Filter the listing below, keeping only the lines with the word "iFax".

***** Recorded information *****

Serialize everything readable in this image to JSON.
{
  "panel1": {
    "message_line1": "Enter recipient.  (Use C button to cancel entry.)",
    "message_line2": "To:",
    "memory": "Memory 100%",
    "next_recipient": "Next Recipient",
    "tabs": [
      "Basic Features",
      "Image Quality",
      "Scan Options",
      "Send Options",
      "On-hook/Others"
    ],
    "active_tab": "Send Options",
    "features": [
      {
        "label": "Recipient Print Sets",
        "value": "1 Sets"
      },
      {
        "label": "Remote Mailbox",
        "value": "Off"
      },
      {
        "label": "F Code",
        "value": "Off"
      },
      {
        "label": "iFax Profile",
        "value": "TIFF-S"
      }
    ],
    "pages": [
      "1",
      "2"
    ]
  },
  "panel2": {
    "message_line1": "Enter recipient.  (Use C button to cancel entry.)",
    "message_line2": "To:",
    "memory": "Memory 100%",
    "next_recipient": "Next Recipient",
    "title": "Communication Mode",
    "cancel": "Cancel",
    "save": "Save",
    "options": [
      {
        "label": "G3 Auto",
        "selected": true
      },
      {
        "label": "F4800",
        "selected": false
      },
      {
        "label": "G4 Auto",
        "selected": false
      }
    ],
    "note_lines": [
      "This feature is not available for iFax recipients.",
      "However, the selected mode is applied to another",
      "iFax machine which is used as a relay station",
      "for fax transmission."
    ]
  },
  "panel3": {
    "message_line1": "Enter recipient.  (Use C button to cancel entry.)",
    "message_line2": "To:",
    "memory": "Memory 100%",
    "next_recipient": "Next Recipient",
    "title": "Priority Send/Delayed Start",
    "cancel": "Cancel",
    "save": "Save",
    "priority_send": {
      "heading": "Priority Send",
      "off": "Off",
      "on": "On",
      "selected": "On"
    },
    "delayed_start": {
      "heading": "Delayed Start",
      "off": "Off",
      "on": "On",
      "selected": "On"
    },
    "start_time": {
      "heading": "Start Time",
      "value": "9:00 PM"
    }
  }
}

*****

> **Completed exercise**:
        "label": "iFax Profile",
      "This feature is not available for iFax recipients.",
      "iFax machine which is used as a relay station",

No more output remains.